Ang SO, Chen H, HirotaK et al Disruption of oxygen homeostasis underlies congenital Chuvash polycythemia. Nat Genet 2002 32 614-621. Ayerbes VM, Gallego AG, Prado DS, Fonseca JP, Campelo G R, Aparicio ALM. Origin of renal cell carcinomas. Clin Transl Oncol. 2008 Nov 10(11) 697-712. Bender BU, Gutsche M, Glasker S, et al. Differential genetic alterations in von Hippel-Lindau syndrome-associated and sporadic pheochromocytomas. J Clin Endocrinol Metab 2000 85 4568-4574. Beroud C, Joly D, Gallou C,...

Classifications anatomy and clinical significance

Congenital heart disease encompasses a broad category of anatomic malformations, which can range from a small septal defect or leaky valve to a severe malformation requiring extensive surgical repair or leading to death such as a single ventricle. Several classification systems exist for describing congenital heart disease. The most common classification used to describe CHD is purely clinical whereby CHD is cyanotic if the malformation results in deoxygenated blood bypassing the lung and...

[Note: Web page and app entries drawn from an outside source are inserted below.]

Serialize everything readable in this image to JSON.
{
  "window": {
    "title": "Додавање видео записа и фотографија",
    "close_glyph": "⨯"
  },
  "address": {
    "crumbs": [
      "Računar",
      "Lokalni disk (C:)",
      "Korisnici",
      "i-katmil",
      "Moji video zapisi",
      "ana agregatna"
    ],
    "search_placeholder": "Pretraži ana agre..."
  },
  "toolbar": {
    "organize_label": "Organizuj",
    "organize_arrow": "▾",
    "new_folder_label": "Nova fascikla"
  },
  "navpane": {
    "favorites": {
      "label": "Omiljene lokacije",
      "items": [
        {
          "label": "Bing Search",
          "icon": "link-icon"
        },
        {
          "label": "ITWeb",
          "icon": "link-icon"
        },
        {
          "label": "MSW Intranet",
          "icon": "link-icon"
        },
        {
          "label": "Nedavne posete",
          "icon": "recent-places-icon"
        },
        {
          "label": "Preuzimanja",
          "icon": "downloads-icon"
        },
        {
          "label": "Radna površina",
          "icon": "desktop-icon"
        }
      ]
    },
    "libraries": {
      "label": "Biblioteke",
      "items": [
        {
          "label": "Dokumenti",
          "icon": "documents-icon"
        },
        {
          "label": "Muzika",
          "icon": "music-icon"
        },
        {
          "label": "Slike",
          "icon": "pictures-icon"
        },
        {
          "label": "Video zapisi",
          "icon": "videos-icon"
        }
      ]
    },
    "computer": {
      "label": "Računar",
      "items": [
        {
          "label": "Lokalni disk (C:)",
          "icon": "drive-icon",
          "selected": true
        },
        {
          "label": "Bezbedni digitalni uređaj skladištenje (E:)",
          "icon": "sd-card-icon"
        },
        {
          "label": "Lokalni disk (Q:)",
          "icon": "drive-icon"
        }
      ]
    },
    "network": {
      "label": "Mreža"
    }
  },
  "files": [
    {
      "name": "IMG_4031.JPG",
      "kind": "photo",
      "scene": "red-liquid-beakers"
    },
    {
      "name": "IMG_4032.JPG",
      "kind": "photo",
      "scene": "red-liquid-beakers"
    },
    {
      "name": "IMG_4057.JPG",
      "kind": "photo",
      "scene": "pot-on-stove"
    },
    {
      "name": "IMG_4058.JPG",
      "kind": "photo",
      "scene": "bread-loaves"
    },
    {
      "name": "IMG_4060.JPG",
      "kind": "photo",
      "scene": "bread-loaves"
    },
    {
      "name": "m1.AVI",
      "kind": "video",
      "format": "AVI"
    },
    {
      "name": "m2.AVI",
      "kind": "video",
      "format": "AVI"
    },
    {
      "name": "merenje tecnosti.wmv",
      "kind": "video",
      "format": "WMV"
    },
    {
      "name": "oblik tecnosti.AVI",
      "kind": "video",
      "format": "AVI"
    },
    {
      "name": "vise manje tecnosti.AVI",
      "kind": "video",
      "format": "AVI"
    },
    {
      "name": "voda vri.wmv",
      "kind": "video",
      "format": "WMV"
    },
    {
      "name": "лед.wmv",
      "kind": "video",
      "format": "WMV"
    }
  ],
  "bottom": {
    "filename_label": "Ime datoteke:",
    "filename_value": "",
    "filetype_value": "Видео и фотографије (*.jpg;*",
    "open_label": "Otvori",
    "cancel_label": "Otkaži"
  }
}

Epigenetics plays an important role in autism

In addition to structural genetic factors that play causative roles for autism, environmental factors also play an important role in autism by influencing fetal or early postnatal brain development, directly or via epigenetic modifications. Epigenetic modifications include cytosine methylation, post-translational modification of histones, small interfering RNA and genomic imprinting. Involvement of epigenetic factors in autism is demonstrated by the central role of epigenetic regulatory...

Types of mutations

Oncogenesis results from mutations or alterations of genes that regulate cell functions such as proliferation, growth, invasion, angiogenesis, metastasis, death, energy metabolism, genome stability, and replication. Simple mutations can be induced in DNA by exposure to a variety of mutagens, such as radiation and chemicals, or by spontaneous errors in DNA replication and repair. Genes with mutations that cause cancer can be grouped into two classes oncogenes and tumor suppressor genes....

Syndromic congenital heart disease

Cardiac malformations are among the most prevalent malformations in congenital syndromes. A large list of syndromes with congenital heart disease as a common manifestation has known genetic defects. CHD syndromes can be either due chromosome dosage disorders, large chromosomal deletions, small micro-deletions, or single gene defects. Table 2 shows a list of CHD syndromes within each of these categories with the corresponding genetic defect. This section will discuss the most common syndromes...

Cancer and the two hits of Knudsons hypothesis

Before proceeding into missense mutation in tumor suppressor gene we ought to introduce the two hits of Knudson's hypothesis. Alfred Knudson Jr in 1971 published his inspiring statistical analysis of the childhood cancer retinoblastoma where he found that retinoblastoma tend to be multifocal in familial cases and unifocal in sporadic presentation (Knudson A. G. Jr, 1971). Knudson postulated that patients with the familial form of the cancer would be born with one mutant allele and that all...

Mutation prediction Mut Pred

In light of the above observations on the wide variety of consequences of a single mutation, we developed a large range of features for each variant and employed a popular machine learning technique, random forest, to distinguish disease-associated mutations from neutral ones. We called the model MutPred 42 . In a supervised learning scenario, we collected two sets of disease-associated mutations. One set came from the HGMD 3 , in which 95 percent of mutations were annotated to monogenic...

Nonsyndromic congenital heart disease

Isolated congenital heart disease is the most prevalent form of CHD. Evidence for the genetic basis of isolated CHD comes from familial clustering of cases as well as higher recurrence rate of CHD. Mutations in many genes have been associated with several CHD phenotypes, yet the evidence is variable for each gene. Gene mutations can best be classified as highly penetrant mutations in disease-causing genes, low-penetrance mutations in susceptibility genes, and common variants in CHD risk-genes....